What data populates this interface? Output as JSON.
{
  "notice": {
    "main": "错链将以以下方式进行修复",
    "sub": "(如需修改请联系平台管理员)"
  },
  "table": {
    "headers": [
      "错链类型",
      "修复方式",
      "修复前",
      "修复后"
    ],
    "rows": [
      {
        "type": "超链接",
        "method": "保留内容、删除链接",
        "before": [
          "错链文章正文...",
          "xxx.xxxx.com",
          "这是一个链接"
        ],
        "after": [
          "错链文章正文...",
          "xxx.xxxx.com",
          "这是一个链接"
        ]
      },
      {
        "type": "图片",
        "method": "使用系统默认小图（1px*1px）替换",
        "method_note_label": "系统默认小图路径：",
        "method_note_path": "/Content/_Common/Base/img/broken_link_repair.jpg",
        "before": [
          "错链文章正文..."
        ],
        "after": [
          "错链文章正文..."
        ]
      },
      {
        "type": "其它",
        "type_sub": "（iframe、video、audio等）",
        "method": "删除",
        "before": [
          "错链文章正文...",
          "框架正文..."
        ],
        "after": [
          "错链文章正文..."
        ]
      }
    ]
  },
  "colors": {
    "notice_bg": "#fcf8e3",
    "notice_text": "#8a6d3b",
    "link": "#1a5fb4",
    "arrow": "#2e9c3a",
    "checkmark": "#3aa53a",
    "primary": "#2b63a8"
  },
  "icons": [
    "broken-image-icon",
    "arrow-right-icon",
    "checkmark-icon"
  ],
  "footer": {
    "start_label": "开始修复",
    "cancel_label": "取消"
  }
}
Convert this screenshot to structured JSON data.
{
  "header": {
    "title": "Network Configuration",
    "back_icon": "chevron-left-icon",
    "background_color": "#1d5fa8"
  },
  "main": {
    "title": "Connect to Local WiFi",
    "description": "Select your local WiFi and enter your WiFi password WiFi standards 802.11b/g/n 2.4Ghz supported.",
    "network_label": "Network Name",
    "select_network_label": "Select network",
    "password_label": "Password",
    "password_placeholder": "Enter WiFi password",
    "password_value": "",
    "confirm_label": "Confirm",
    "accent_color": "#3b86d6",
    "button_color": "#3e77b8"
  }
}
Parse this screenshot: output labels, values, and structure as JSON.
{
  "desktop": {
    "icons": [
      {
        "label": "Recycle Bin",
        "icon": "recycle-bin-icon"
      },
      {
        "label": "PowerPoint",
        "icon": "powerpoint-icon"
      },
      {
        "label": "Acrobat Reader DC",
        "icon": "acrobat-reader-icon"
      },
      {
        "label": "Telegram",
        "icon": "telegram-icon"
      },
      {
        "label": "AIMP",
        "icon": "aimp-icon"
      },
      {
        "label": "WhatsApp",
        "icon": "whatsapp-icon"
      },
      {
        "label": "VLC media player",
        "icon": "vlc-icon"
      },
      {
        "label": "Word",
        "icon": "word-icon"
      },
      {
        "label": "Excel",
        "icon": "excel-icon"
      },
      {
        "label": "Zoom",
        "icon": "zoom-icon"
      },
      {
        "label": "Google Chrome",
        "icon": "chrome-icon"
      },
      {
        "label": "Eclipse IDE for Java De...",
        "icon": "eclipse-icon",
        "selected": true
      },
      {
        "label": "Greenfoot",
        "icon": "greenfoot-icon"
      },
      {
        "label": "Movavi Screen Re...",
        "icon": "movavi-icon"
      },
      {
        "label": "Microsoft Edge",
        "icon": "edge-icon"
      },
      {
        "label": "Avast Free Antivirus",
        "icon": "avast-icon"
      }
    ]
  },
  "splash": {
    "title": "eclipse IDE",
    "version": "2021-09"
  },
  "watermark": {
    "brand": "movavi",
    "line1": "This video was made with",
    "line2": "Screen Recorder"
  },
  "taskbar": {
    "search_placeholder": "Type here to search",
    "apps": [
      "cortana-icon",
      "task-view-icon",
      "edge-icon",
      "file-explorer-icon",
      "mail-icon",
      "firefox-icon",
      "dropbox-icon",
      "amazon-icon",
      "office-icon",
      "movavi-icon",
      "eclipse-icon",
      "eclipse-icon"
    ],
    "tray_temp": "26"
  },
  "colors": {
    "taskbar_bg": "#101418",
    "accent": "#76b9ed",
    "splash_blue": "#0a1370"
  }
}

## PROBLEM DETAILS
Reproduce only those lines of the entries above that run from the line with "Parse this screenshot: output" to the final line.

## SOLVED EXERCISE
Parse this screenshot: output labels, values, and structure as JSON.
{
  "desktop": {
    "icons": [
      {
        "label": "Recycle Bin",
        "icon": "recycle-bin-icon"
      },
      {
        "label": "PowerPoint",
        "icon": "powerpoint-icon"
      },
      {
        "label": "Acrobat Reader DC",
        "icon": "acrobat-reader-icon"
      },
      {
        "label": "Telegram",
        "icon": "telegram-icon"
      },
      {
        "label": "AIMP",
        "icon": "aimp-icon"
      },
      {
        "label": "WhatsApp",
        "icon": "whatsapp-icon"
      },
      {
        "label": "VLC media player",
        "icon": "vlc-icon"
      },
      {
        "label": "Word",
        "icon": "word-icon"
      },
      {
        "label": "Excel",
        "icon": "excel-icon"
      },
      {
        "label": "Zoom",
        "icon": "zoom-icon"
      },
      {
        "label": "Google Chrome",
        "icon": "chrome-icon"
      },
      {
        "label": "Eclipse IDE for Java De...",
        "icon": "eclipse-icon",
        "selected": true
      },
      {
        "label": "Greenfoot",
        "icon": "greenfoot-icon"
      },
      {
        "label": "Movavi Screen Re...",
        "icon": "movavi-icon"
      },
      {
        "label": "Microsoft Edge",
        "icon": "edge-icon"
      },
      {
        "label": "Avast Free Antivirus",
        "icon": "avast-icon"
      }
    ]
  },
  "splash": {
    "title": "eclipse IDE",
    "version": "2021-09"
  },
  "watermark": {
    "brand": "movavi",
    "line1": "This video was made with",
    "line2": "Screen Recorder"
  },
  "taskbar": {
    "search_placeholder": "Type here to search",
    "apps": [
      "cortana-icon",
      "task-view-icon",
      "edge-icon",
      "file-explorer-icon",
      "mail-icon",
      "firefox-icon",
      "dropbox-icon",
      "amazon-icon",
      "office-icon",
      "movavi-icon",
      "eclipse-icon",
      "eclipse-icon"
    ],
    "tray_temp": "26"
  },
  "colors": {
    "taskbar_bg": "#101418",
    "accent": "#76b9ed",
    "splash_blue": "#0a1370"
  }
}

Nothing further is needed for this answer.